Design by Danielle Knight (Study All Knight), 2014
Shakespeare, About Othello, Themes
CUT ALONG DASHED GUIDELINE
(born 1564; died 1616) was an English poet and playwright, widely regarded as the greatest writer
in the English language and the world's preeminent dramatist. He is often called England's national
poet and the "Bard of Avon". His surviving works, including some collaborations, consist of 38 plays,
154 sonnets, two long narrative poems, and several other poems. His plays have been translated
into every major living language and are performed more often than those of any other playwright.
Shakespeare was born and raised in Stratford-upon-Avon. At the age of 18, he married Anne Hathaway, who bore him three
children: Susanna, and twins Hamnet and Judith. Between 1585 and 1592, he began a successful career in London as an actor,
writer, and part owner of a playing company called the Lord Chamberlain's Men, later known as the King's Men. He appears to
have retired to Stratford around 1613, where he died three years later. Few records of Shakespeare's private life survive, and
there has been considerable speculation about such matters as his physical appearance, sexuality, religious beliefs, and
whether the works attributed to him were written by others.
Shakespeare produced most of his known work between 1589 and 1613. His early plays were mainly comedies and histories,
genres he raised to the peak of sophistication and artistry by the end of the sixteenth century. He then wrote mainly tragedies
until about 1608, including Hamlet, King Lear, and Macbeth, considered some of the finest works in the English language.
Many of his plays were published in editions of varying quality and accuracy during his lifetime. In 1623, two of his former
theatrical colleagues published the First Folio, a collected edition of his dramatic works that included all but two of the plays
now recognized as Shakespeare's.
It’s a tragedy…
In everyday life, the word ‘tragedy’ is used very differently
from the way it is used in a Shakespearean play. It is often
used to refer to a sad or dreadful event or disaster. We see
examples in the news all the time of events that are
described as being tragedies.
Consider three recent events that you have read or
heard about in the news that have been described as
Sometimes the term ‘tragedy’ is used as a way of
exaggerating an event or experiences that is inconvenient
or unexpected and is used to describe situations that are
not “life and death”.

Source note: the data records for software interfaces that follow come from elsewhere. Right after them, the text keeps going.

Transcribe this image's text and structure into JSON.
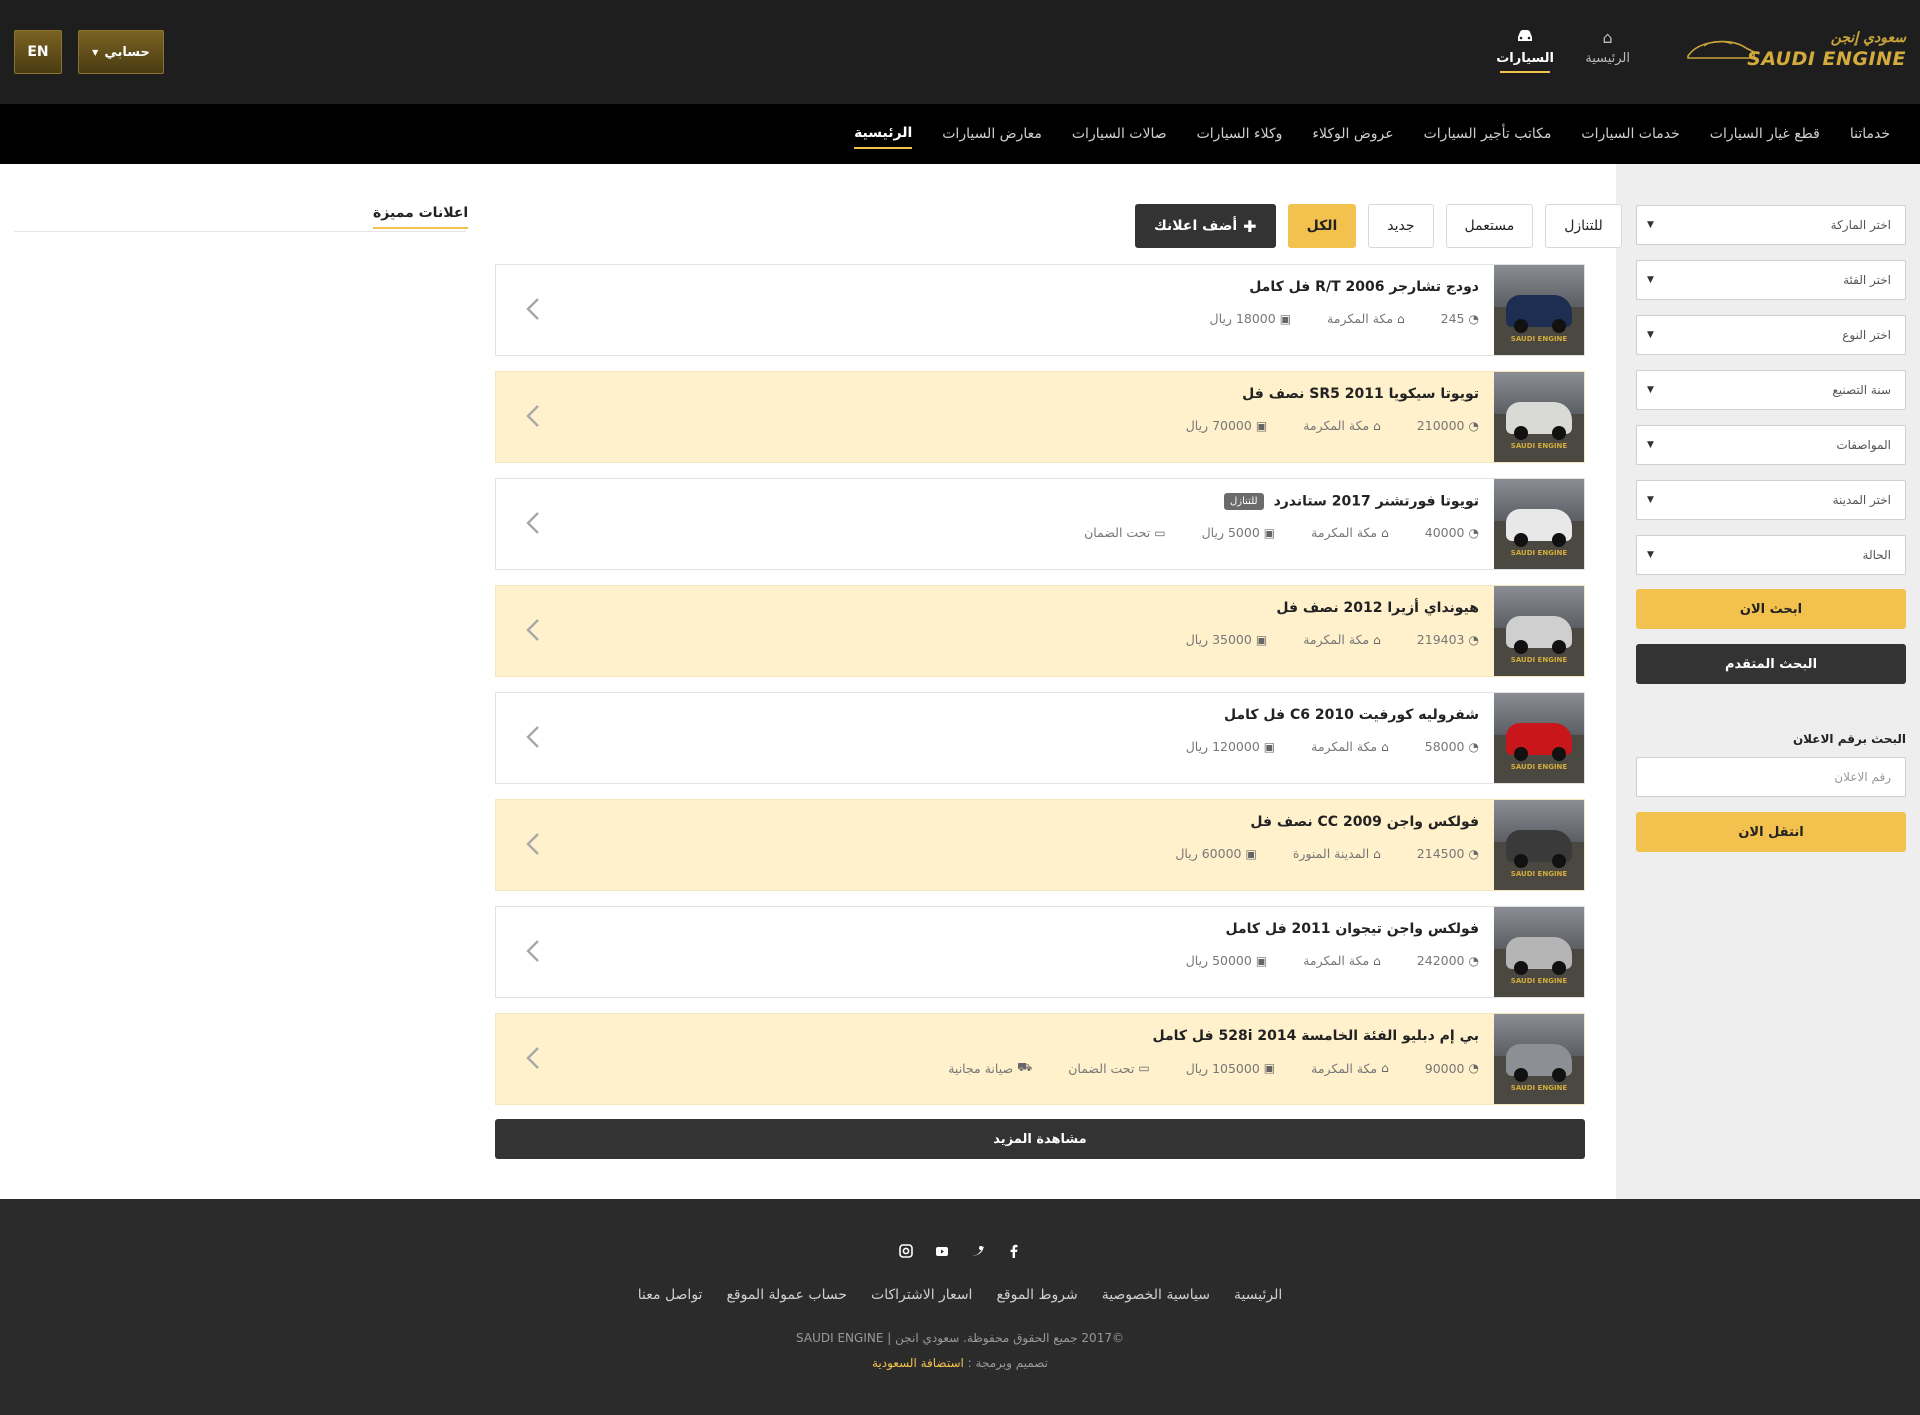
{
  "header": {
    "logo_ar": "سعودي إنجن",
    "logo_en": "SAUDI ENGINE",
    "nav": [
      {
        "label": "الرئيسية",
        "icon": "home-icon"
      },
      {
        "label": "السيارات",
        "icon": "car-icon",
        "active": true
      }
    ],
    "account_label": "حسابي",
    "lang_label": "EN"
  },
  "mainnav": {
    "items": [
      "الرئيسية",
      "معارض السيارات",
      "صالات السيارات",
      "وكلاء السيارات",
      "عروض الوكلاء",
      "مكاتب تأجير السيارات",
      "خدمات السيارات",
      "قطع غيار السيارات",
      "خدماتنا"
    ],
    "active": 0
  },
  "sidebar": {
    "selects": [
      "اختر الماركة",
      "اختر الفئة",
      "اختر النوع",
      "سنة التصنيع",
      "المواصفات",
      "اختر المدينة",
      "الحالة"
    ],
    "search_now": "ابحث الان",
    "advanced_search": "البحث المتقدم",
    "adno_label": "البحث برقم الاعلان",
    "adno_placeholder": "رقم الاعلان",
    "go_now": "انتقل الان"
  },
  "filters": {
    "add_ad": "أضف اعلانك",
    "all": "الكل",
    "new": "جديد",
    "used": "مستعمل",
    "transfer": "للتنازل"
  },
  "listings": [
    {
      "title": "دودج تشارجر R/T 2006 فل كامل",
      "mileage": "245",
      "city": "مكة المكرمة",
      "price": "18000 ريال",
      "alt": false,
      "color": "#1e2d52"
    },
    {
      "title": "تويوتا سيكويا SR5 2011 نصف فل",
      "mileage": "210000",
      "city": "مكة المكرمة",
      "price": "70000 ريال",
      "alt": true,
      "color": "#d9d9d6"
    },
    {
      "title": "تويوتا فورتشنر 2017 ستاندرد",
      "badge": "للتنازل",
      "mileage": "40000",
      "city": "مكة المكرمة",
      "price": "5000 ريال",
      "warranty": "تحت الضمان",
      "alt": false,
      "color": "#e8e8e8"
    },
    {
      "title": "هيونداي أزيرا 2012 نصف فل",
      "mileage": "219403",
      "city": "مكة المكرمة",
      "price": "35000 ريال",
      "alt": true,
      "color": "#cfcfcf"
    },
    {
      "title": "شفروليه كورفيت C6 2010 فل كامل",
      "mileage": "58000",
      "city": "مكة المكرمة",
      "price": "120000 ريال",
      "alt": false,
      "color": "#c8161b"
    },
    {
      "title": "فولكس واجن CC 2009 نصف فل",
      "mileage": "214500",
      "city": "المدينة المنورة",
      "price": "60000 ريال",
      "alt": true,
      "color": "#3a3a3a"
    },
    {
      "title": "فولكس واجن تيجوان 2011 فل كامل",
      "mileage": "242000",
      "city": "مكة المكرمة",
      "price": "50000 ريال",
      "alt": false,
      "color": "#b5b5b5"
    },
    {
      "title": "بي إم دبليو الفئة الخامسة 528i 2014 فل كامل",
      "mileage": "90000",
      "city": "مكة المكرمة",
      "price": "105000 ريال",
      "warranty": "تحت الضمان",
      "maintenance": "صيانة مجانية",
      "alt": true,
      "color": "#8c8f94"
    }
  ],
  "watermark": "SAUDI ENGINE",
  "more_label": "مشاهدة المزيد",
  "featured_title": "اعلانات مميزة",
  "footer": {
    "social": [
      "facebook-icon",
      "twitter-icon",
      "youtube-icon",
      "instagram-icon"
    ],
    "links": [
      "الرئيسية",
      "سياسية الخصوصية",
      "شروط الموقع",
      "اسعار الاشتراكات",
      "حساب عمولة الموقع",
      "تواصل معنا"
    ],
    "copyright": "©2017 جميع الحقوق محفوظة. سعودي انجن | SAUDI ENGINE",
    "credit_prefix": "تصميم وبرمجة :",
    "credit_name": "استضافة السعودية"
  },
  "colors": {
    "accent": "#f2c14e",
    "dark": "#333333",
    "header_bg": "#1e1e1e",
    "alt_row": "#fff1cc"
  }
}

Example: The way she dressed was an absolute tragedy.
• Othello…is a tragedy by William Shakespeare, believed
to have been written in approximately 1603, and based

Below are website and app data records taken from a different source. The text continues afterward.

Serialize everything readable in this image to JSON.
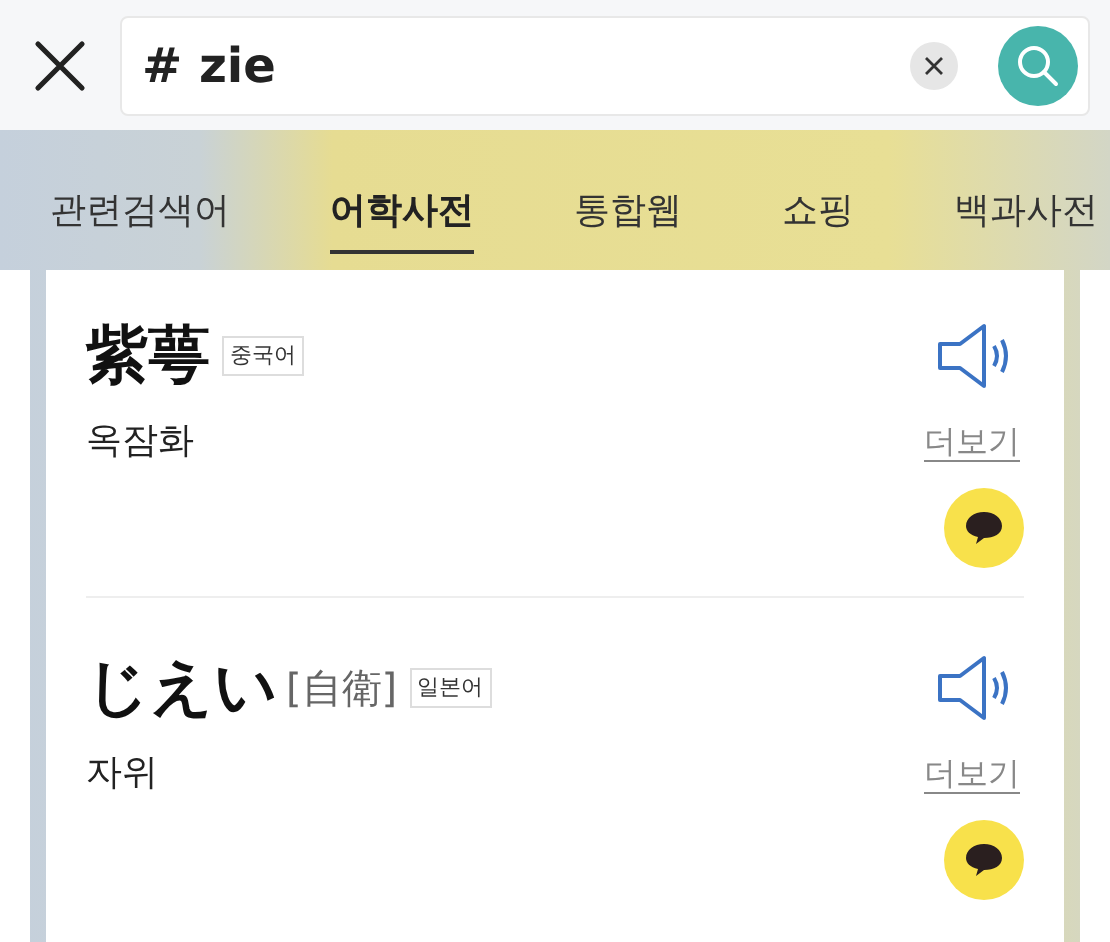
{
  "search": {
    "value": "# zie"
  },
  "tabs": [
    {
      "label": "관련검색어",
      "selected": false
    },
    {
      "label": "어학사전",
      "selected": true
    },
    {
      "label": "통합웹",
      "selected": false
    },
    {
      "label": "쇼핑",
      "selected": false
    },
    {
      "label": "백과사전",
      "selected": false
    }
  ],
  "entries": [
    {
      "word": "紫萼",
      "language": "중국어",
      "meaning": "옥잠화",
      "more": "더보기"
    },
    {
      "word": "じえい",
      "reading": "[自衛]",
      "language": "일본어",
      "meaning": "자위",
      "more": "더보기"
    }
  ]
}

on the Italian short story , “A Moorish Captain“ by
Cinthio, a disciple of Boccaccio, first published in 1565.
• The work revolves around four central
characters: Othello, a Moorish general in the
Venetian army; his wife, Desdemona; his
lieutenant, Cassio; and his trusted ensign, Iago.
• Because of its varied and current themes of
racism, love, jealousy, and betrayal, Othello is
still often performed in professional and
community theatres alike and has been the
basis for numerous operatic, film, and literary